November 25, 2014

Whitworth’s Ethics Bowl team, the Philosoraptors, won the Northwest Regional Ethics Bowl on Nov. 22 at Seattle Pacific University. The Philosoraptors finished first among 14 teams from 11 universities across five states. Whitworth defeated Gonzaga University, Seattle Pacific University, Portland State University and the University of Alaska-Anchorage. Other universities competing in the ethics bowl included Arizona State University, Pacific Lutheran University, St. Martin’s University, University of Montana, University of Puget Sound and Washington State University.

Whitworth’s win qualifies the team to compete in the National Intercollegiate Ethics Bowl, held in Costa Mesa, Calif., in February 2015. This will be the team’s seventh consecutive appearance in the national tournament. Whitworth took first at the national tournament in 2012.
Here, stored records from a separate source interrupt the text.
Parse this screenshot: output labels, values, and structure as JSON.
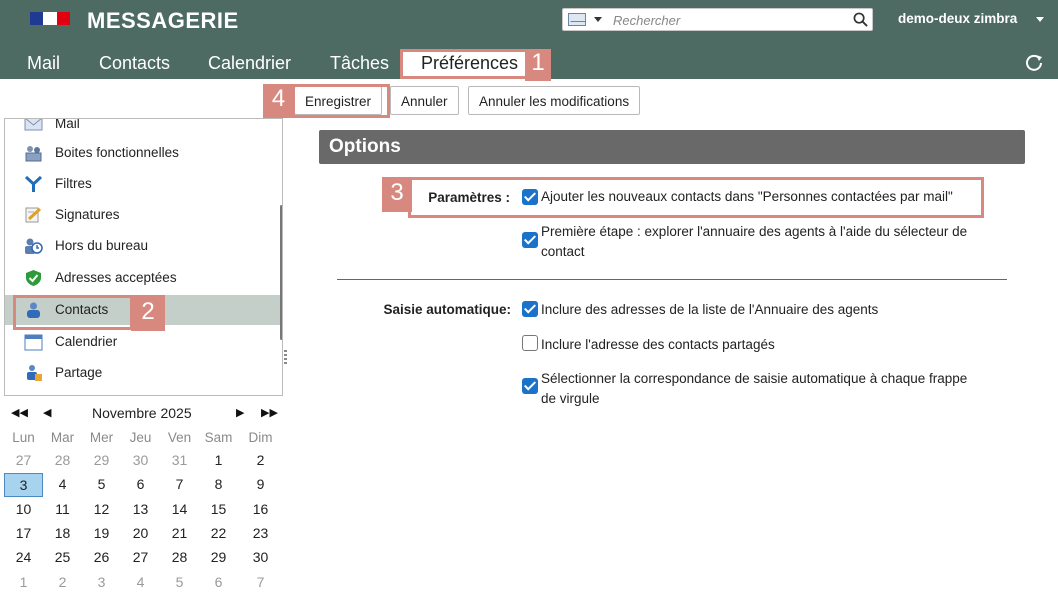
{
  "colors": {
    "header_bg": "#4d6b63",
    "accent": "#1a73c9",
    "options_bar": "#696969",
    "annotation": "#d8897f",
    "selected_row": "#c4cfc9"
  },
  "header": {
    "title": "MESSAGERIE",
    "search_placeholder": "Rechercher",
    "user": "demo-deux zimbra"
  },
  "nav": {
    "tabs": [
      "Mail",
      "Contacts",
      "Calendrier",
      "Tâches",
      "Préférences"
    ],
    "active": "Préférences"
  },
  "toolbar": {
    "save": "Enregistrer",
    "cancel": "Annuler",
    "revert": "Annuler les modifications"
  },
  "sidebar": {
    "items": [
      {
        "label": "Mail",
        "icon": "mail-icon"
      },
      {
        "label": "Boites fonctionnelles",
        "icon": "shared-mailbox-icon"
      },
      {
        "label": "Filtres",
        "icon": "filter-icon"
      },
      {
        "label": "Signatures",
        "icon": "signature-icon"
      },
      {
        "label": "Hors du bureau",
        "icon": "out-of-office-icon"
      },
      {
        "label": "Adresses acceptées",
        "icon": "shield-check-icon"
      },
      {
        "label": "Contacts",
        "icon": "contact-icon"
      },
      {
        "label": "Calendrier",
        "icon": "calendar-icon"
      },
      {
        "label": "Partage",
        "icon": "sharing-icon"
      }
    ],
    "selected": "Contacts"
  },
  "calendar": {
    "month": "Novembre 2025",
    "days_of_week": [
      "Lun",
      "Mar",
      "Mer",
      "Jeu",
      "Ven",
      "Sam",
      "Dim"
    ],
    "weeks": [
      [
        "27",
        "28",
        "29",
        "30",
        "31",
        "1",
        "2"
      ],
      [
        "3",
        "4",
        "5",
        "6",
        "7",
        "8",
        "9"
      ],
      [
        "10",
        "11",
        "12",
        "13",
        "14",
        "15",
        "16"
      ],
      [
        "17",
        "18",
        "19",
        "20",
        "21",
        "22",
        "23"
      ],
      [
        "24",
        "25",
        "26",
        "27",
        "28",
        "29",
        "30"
      ],
      [
        "1",
        "2",
        "3",
        "4",
        "5",
        "6",
        "7"
      ]
    ],
    "today": "3"
  },
  "options": {
    "title": "Options",
    "parametres_label": "Paramètres :",
    "param_add_contacts": "Ajouter les nouveaux contacts dans \"Personnes contactées par mail\"",
    "param_first_step_line1": "Première étape : explorer l'annuaire des agents à l'aide du sélecteur de",
    "param_first_step_line2": "contact",
    "saisie_label": "Saisie automatique:",
    "auto_include_directory": "Inclure des adresses de la liste de l'Annuaire des agents",
    "auto_include_shared": "Inclure l'adresse des contacts partagés",
    "auto_select_line1": "Sélectionner la correspondance de saisie automatique à chaque frappe",
    "auto_select_line2": "de virgule",
    "checked": {
      "add_contacts": true,
      "first_step": true,
      "include_directory": true,
      "include_shared": false,
      "select_match": true
    }
  },
  "annotations": {
    "n1": "1",
    "n2": "2",
    "n3": "3",
    "n4": "4"
  }
}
“This was our deepest and most experienced team ever,” says Coach Mike Ingram, professor of communication studies at Whitworth. “We continue to benefit from having a range of majors represented, as well as minors and majors in philosophy. All of the team members are also current members of my forensics team, and/or they had public-speaking experience in high school. So they brought excellent thinking and clear communicating to the team.”

In an ethics bowl match, a moderator poses questions to teams of three to five students. The questions concern ethical problems on a wide range of topics. Each team receives a set of ethical issues in advance of the competition, and questions posed to teams at the competition are taken from that set. A panel of judges evaluates answers based on intelligibility, focus on ethically relevant considerations, avoidance of ethical irrelevance, and deliberative thoughtfulness in considering opposing viewpoints.

At the regional ethics bowl, the Whitworth team analyzed 12 cases written by the Association for Practical and Professional Ethics, with topics ranging from environmental management, genetic testing regulation, and child euthanasia laws in Belgium, to United Nations intervention in Haiti, and whether companies can fire CEOs for expressing their political beliefs.

This season’s team members include Kaitlin Barnes, ’17, an English and philosophy double major; Jonathan Kim, ’15, a philosophy major; Rebecca Korf, ’15, a chemistry major; Ellie Probus, ’16, a psychology major; and Sarah Sauter, ’15, a philosophy, French and Spanish triple major. The Philosoraptors are coached by Ingram and Associate Professor of Philosophy Keith Wyma.

Located in Spokane, Wash., Whitworth is a private liberal arts university affiliated with the Presbyterian church. The university, which has an enrollment of 3,000 students, offers 60 undergraduate and graduate degree programs.


Mike Ingram, professor of communication studies and director of forensics, Whitworth University, (509) 777-4428 or

Lucas Beechinor, media relations manager, Whitworth University, (509) 777-4703 or